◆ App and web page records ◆

===============

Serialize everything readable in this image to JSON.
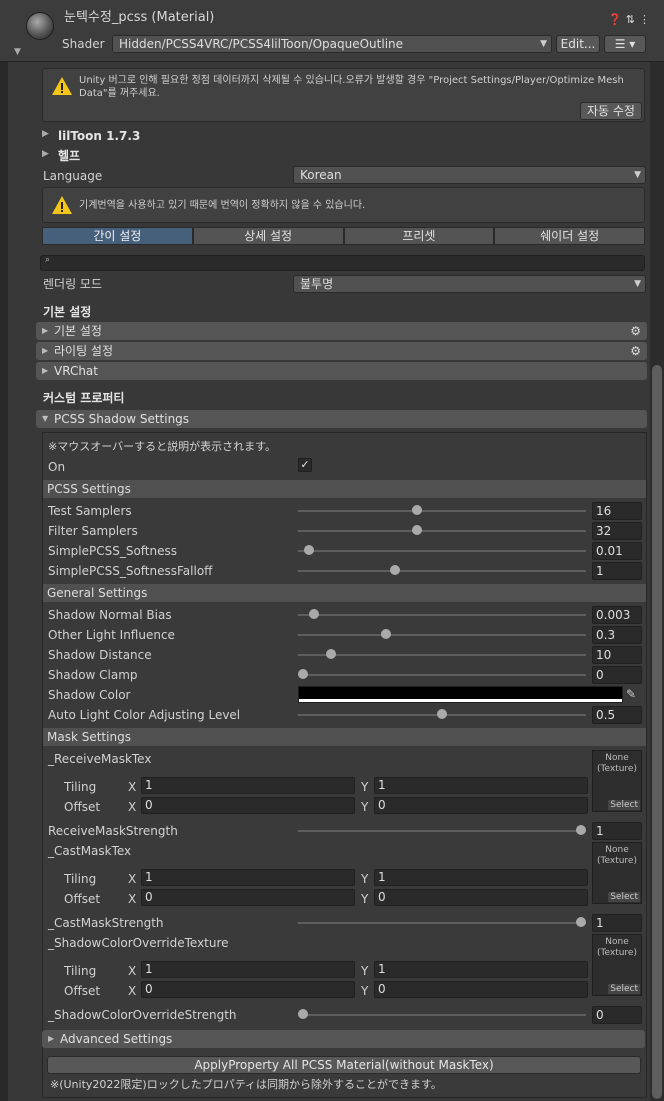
{
  "header": {
    "title": "눈텍수정_pcss (Material)",
    "shader_label": "Shader",
    "shader_value": "Hidden/PCSS4VRC/PCSS4lilToon/OpaqueOutline",
    "edit_label": "Edit...",
    "icons": [
      "help-icon",
      "presets-icon",
      "kebab-menu-icon"
    ]
  },
  "warning_box": {
    "text": "Unity 버그로 인해 필요한 정점 데이터까지 삭제될 수 있습니다.오류가 발생할 경우 \"Project Settings/Player/Optimize Mesh Data\"를 꺼주세요.",
    "button_label": "자동 수정"
  },
  "liltoon_version": "lilToon 1.7.3",
  "help_label": "헬프",
  "language": {
    "label": "Language",
    "value": "Korean"
  },
  "translation_notice": "기계번역을 사용하고 있기 때문에 번역이 정확하지 않을 수 있습니다.",
  "tabs": [
    {
      "label": "간이 설정",
      "active": true
    },
    {
      "label": "상세 설정",
      "active": false
    },
    {
      "label": "프리셋",
      "active": false
    },
    {
      "label": "쉐이더 설정",
      "active": false
    }
  ],
  "search": {
    "placeholder": ""
  },
  "rendering_mode": {
    "label": "렌더링 모드",
    "value": "불투명"
  },
  "basic_settings": {
    "title": "기본 설정",
    "foldouts": [
      {
        "label": "기본 설정",
        "has_gear": true
      },
      {
        "label": "라이팅 설정",
        "has_gear": true
      },
      {
        "label": "VRChat",
        "has_gear": false
      }
    ]
  },
  "custom_props": {
    "title": "커스텀 프로퍼티",
    "pcss_foldout": "PCSS Shadow Settings"
  },
  "pcss": {
    "hint": "※マウスオーバーすると説明が表示されます。",
    "on_label": "On",
    "on_checked": true,
    "pcss_settings_title": "PCSS Settings",
    "pcss_settings": [
      {
        "label": "Test Samplers",
        "value": "16",
        "fraction": 0.41
      },
      {
        "label": "Filter Samplers",
        "value": "32",
        "fraction": 0.41
      },
      {
        "label": "SimplePCSS_Softness",
        "value": "0.01",
        "fraction": 0.02
      },
      {
        "label": "SimplePCSS_SoftnessFalloff",
        "value": "1",
        "fraction": 0.33
      }
    ],
    "general_settings_title": "General Settings",
    "general_settings": [
      {
        "label": "Shadow Normal Bias",
        "value": "0.003",
        "fraction": 0.04
      },
      {
        "label": "Other Light Influence",
        "value": "0.3",
        "fraction": 0.3
      },
      {
        "label": "Shadow Distance",
        "value": "10",
        "fraction": 0.1
      },
      {
        "label": "Shadow Clamp",
        "value": "0",
        "fraction": 0.0
      },
      {
        "label": "Shadow Color",
        "color": "#000000"
      },
      {
        "label": "Auto Light Color Adjusting Level",
        "value": "0.5",
        "fraction": 0.5
      }
    ],
    "mask_settings_title": "Mask Settings",
    "textures": [
      {
        "name": "_ReceiveMaskTex",
        "tiling_x": "1",
        "tiling_y": "1",
        "offset_x": "0",
        "offset_y": "0",
        "strength_label": "ReceiveMaskStrength",
        "strength_value": "1",
        "strength_fraction": 1.0
      },
      {
        "name": "_CastMaskTex",
        "tiling_x": "1",
        "tiling_y": "1",
        "offset_x": "0",
        "offset_y": "0",
        "strength_label": "_CastMaskStrength",
        "strength_value": "1",
        "strength_fraction": 1.0
      },
      {
        "name": "_ShadowColorOverrideTexture",
        "tiling_x": "1",
        "tiling_y": "1",
        "offset_x": "0",
        "offset_y": "0",
        "strength_label": "_ShadowColorOverrideStrength",
        "strength_value": "0",
        "strength_fraction": 0.0
      }
    ],
    "tiling_label": "Tiling",
    "offset_label": "Offset",
    "x_label": "X",
    "y_label": "Y",
    "tex_none": "None",
    "tex_type": "(Texture)",
    "tex_select": "Select",
    "advanced_label": "Advanced Settings",
    "apply_label": "ApplyProperty All PCSS Material(without MaskTex)",
    "footer_note": "※(Unity2022限定)ロックしたプロパティは同期から除外することができます。"
  }
}
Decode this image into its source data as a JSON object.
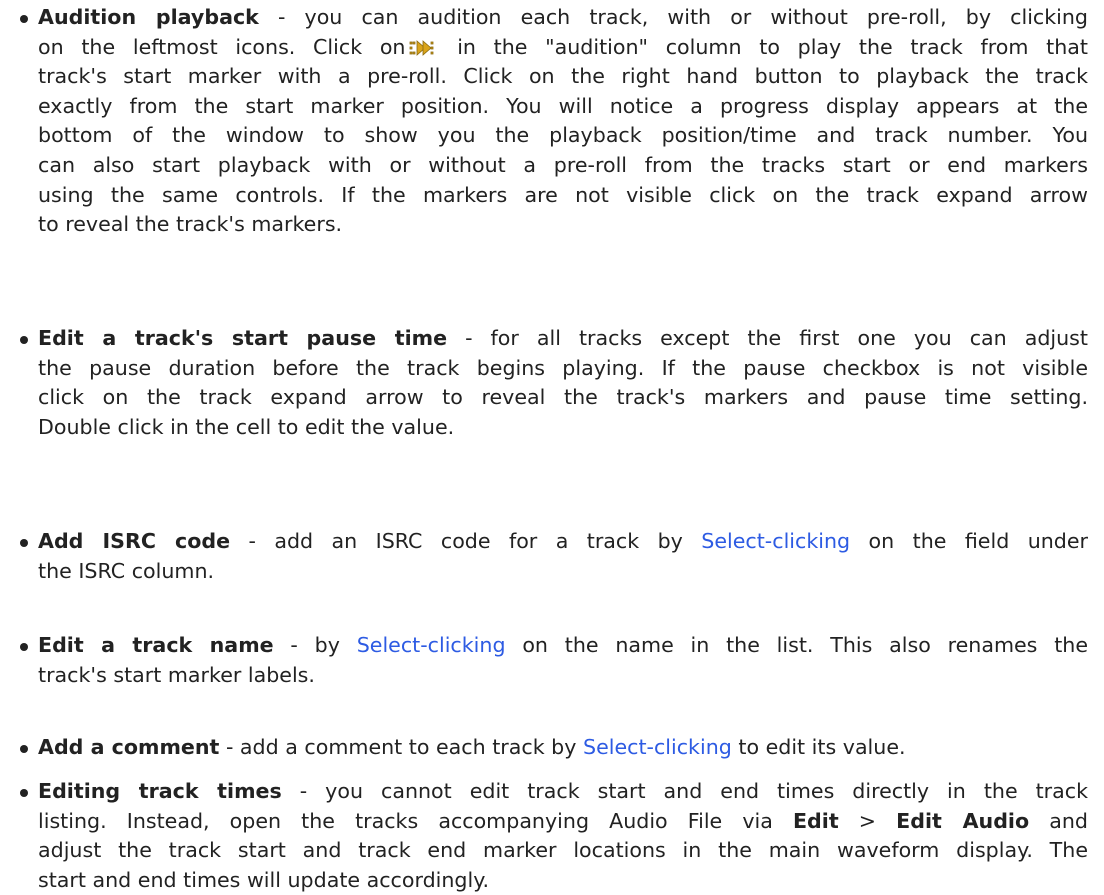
{
  "items": [
    {
      "title": "Audition playback",
      "line1_rest": " - you can audition each track, with or without pre-roll, by clicking",
      "line2_a": "on the leftmost icons. Click on",
      "line2_icon": "play-preroll-icon",
      "line2_b": " in the \"audition\" column to play the track from that",
      "line3": "track's start marker with a pre-roll. Click on the right hand button to playback the track",
      "line4": "exactly from the start marker position. You will notice a progress display appears at the",
      "line5": "bottom of the window to show you the playback position/time and track number. You",
      "line6": "can also start playback with or without a pre-roll from the tracks start or end markers",
      "line7": "using the same controls. If the markers are not visible click on the track expand arrow",
      "line8": "to reveal the track's markers."
    },
    {
      "title": "Edit a track's start pause time",
      "line1_rest": " - for all tracks except the first one you can adjust",
      "line2": "the pause duration before the track begins playing. If the pause checkbox is not visible",
      "line3": "click on the track expand arrow to reveal the track's markers and pause time setting.",
      "line4": "Double click in the cell to edit the value."
    },
    {
      "title": "Add ISRC code",
      "line1_a": " - add an ISRC code for a track by ",
      "link": "Select-clicking",
      "line1_b": " on the field under",
      "line2": "the ISRC column."
    },
    {
      "title": "Edit a track name",
      "line1_a": " - by ",
      "link": "Select-clicking",
      "line1_b": " on the name in the list. This also renames the",
      "line2": "track's start marker labels."
    },
    {
      "title": "Add a comment",
      "line1_a": " - add a comment to each track by ",
      "link": "Select-clicking",
      "line1_b": " to edit its value."
    },
    {
      "title": "Editing track times",
      "line1_rest": " - you cannot edit track start and end times directly in the track",
      "line2": "listing. Instead, open the tracks accompanying Audio File via ",
      "menu1": "Edit",
      "menu_sep": " > ",
      "menu2": "Edit Audio",
      "line2_b": " and",
      "line3": "adjust the track start and track end marker locations in the main waveform display. The",
      "line4": "start and end times will update accordingly."
    }
  ],
  "colors": {
    "text": "#222222",
    "link": "#2d5be3",
    "icon_body": "#d9a41b",
    "icon_outline": "#8a6a10"
  }
}
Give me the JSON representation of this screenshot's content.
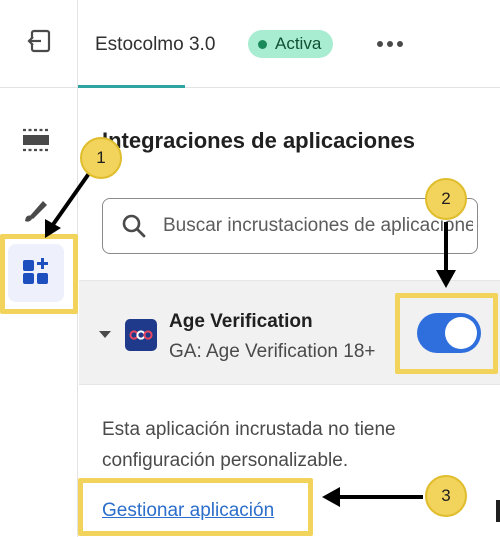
{
  "header": {
    "theme_name": "Estocolmo 3.0",
    "status_badge": "Activa",
    "more_icon": "ellipsis-icon"
  },
  "sidebar": {
    "items": [
      {
        "icon": "exit-icon"
      },
      {
        "icon": "sections-icon"
      },
      {
        "icon": "paintbrush-icon"
      },
      {
        "icon": "app-embeds-icon",
        "selected": true
      }
    ]
  },
  "main": {
    "title": "Integraciones de aplicaciones",
    "search": {
      "placeholder": "Buscar incrustaciones de aplicaciones",
      "value": ""
    },
    "app_embed": {
      "name": "Age Verification",
      "subtitle": "GA: Age Verification 18+",
      "enabled": true,
      "note": "Esta aplicación incrustada no tiene configuración personalizable.",
      "manage_link": "Gestionar aplicación"
    }
  },
  "annotations": {
    "markers": [
      "1",
      "2",
      "3"
    ],
    "highlight_color": "#f2d35c"
  },
  "colors": {
    "accent_teal": "#2fa3a0",
    "badge_bg": "#a8ecd1",
    "toggle_on": "#2f6fdd",
    "link": "#2c6ecb"
  }
}
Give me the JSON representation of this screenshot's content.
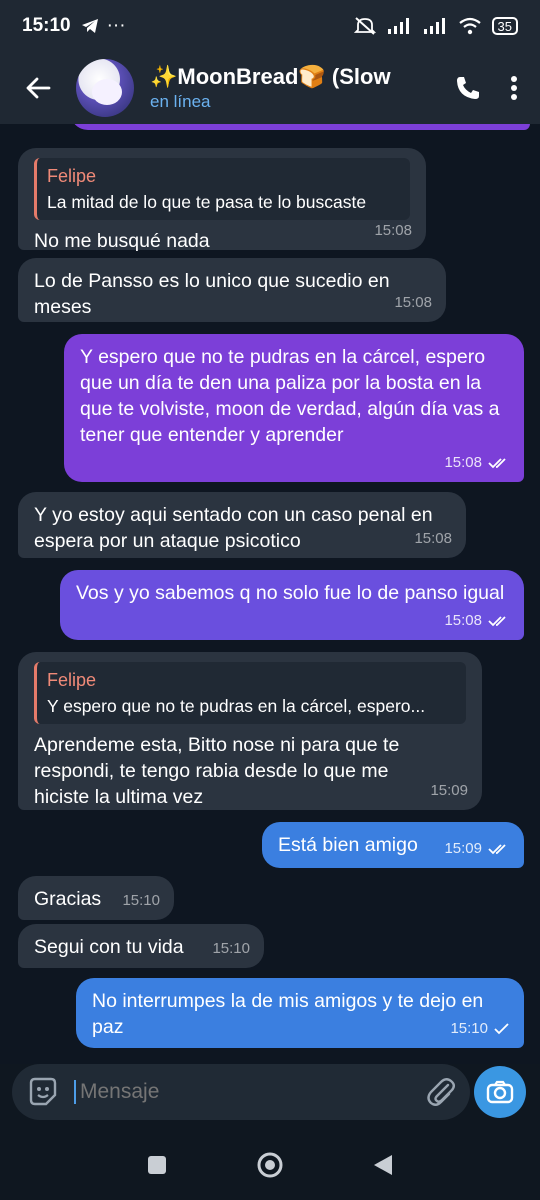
{
  "status_bar": {
    "time": "15:10",
    "battery": "35",
    "dots": "···"
  },
  "header": {
    "title": "✨MoonBread🍞 (Slow",
    "status": "en línea"
  },
  "messages": [
    {
      "reply_name": "Felipe",
      "reply_text": "La mitad de lo que te pasa te lo buscaste",
      "text": "No me busqué nada",
      "time": "15:08"
    },
    {
      "text": "Lo de Pansso es lo unico que sucedio en meses",
      "time": "15:08"
    },
    {
      "text": "Y espero que no te pudras en la cárcel, espero que un día te den una paliza por la bosta en la que te volviste, moon de verdad, algún día vas a tener que entender y aprender",
      "time": "15:08"
    },
    {
      "text": "Y yo estoy aqui sentado con un caso penal en espera por un ataque psicotico",
      "time": "15:08"
    },
    {
      "text": "Vos y yo sabemos q no solo fue lo de panso igual",
      "time": "15:08"
    },
    {
      "reply_name": "Felipe",
      "reply_text": "Y espero que no te pudras en la cárcel, espero...",
      "text": "Aprendeme esta, Bitto nose ni para que te respondi, te tengo rabia desde lo que me hiciste la ultima vez",
      "time": "15:09"
    },
    {
      "text": "Está bien amigo",
      "time": "15:09"
    },
    {
      "text": "Gracias",
      "time": "15:10"
    },
    {
      "text": "Segui con tu vida",
      "time": "15:10"
    },
    {
      "text": "No interrumpes la de mis amigos y te dejo en paz",
      "time": "15:10"
    }
  ],
  "input": {
    "placeholder": "Mensaje"
  },
  "colors": {
    "out_purple": "#7c3fd8",
    "out_violet": "#6a4fde",
    "out_blue": "#3b7fe0",
    "in_bubble": "#2b3440",
    "accent": "#3a97e2"
  }
}
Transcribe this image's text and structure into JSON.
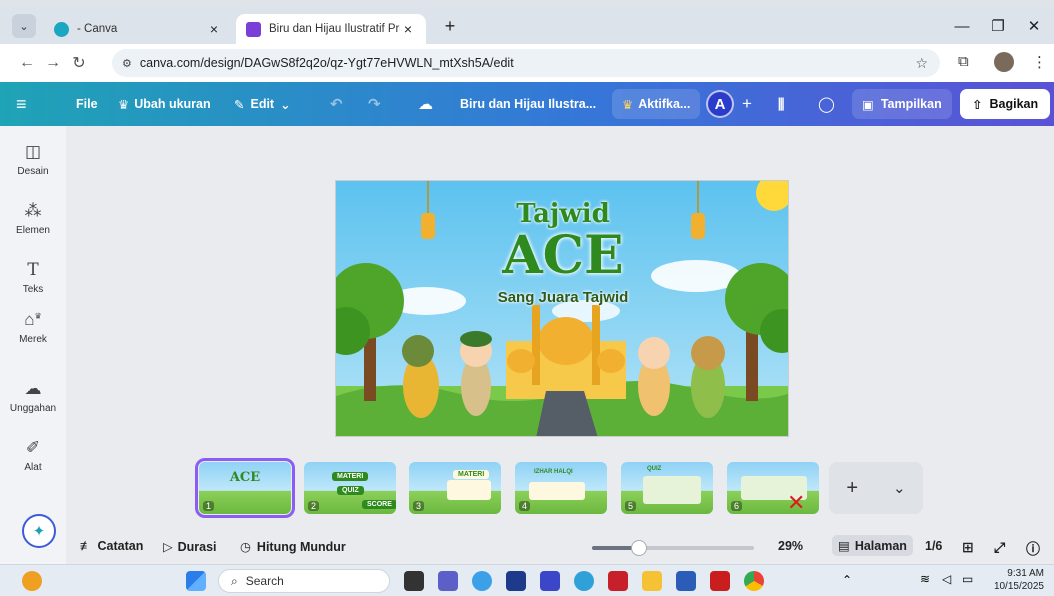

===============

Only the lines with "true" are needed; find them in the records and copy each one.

      "active": true
        "has_gear": true
        "has_gear": true
    "on_checked": true,
        "selected": true
      "enabled": true,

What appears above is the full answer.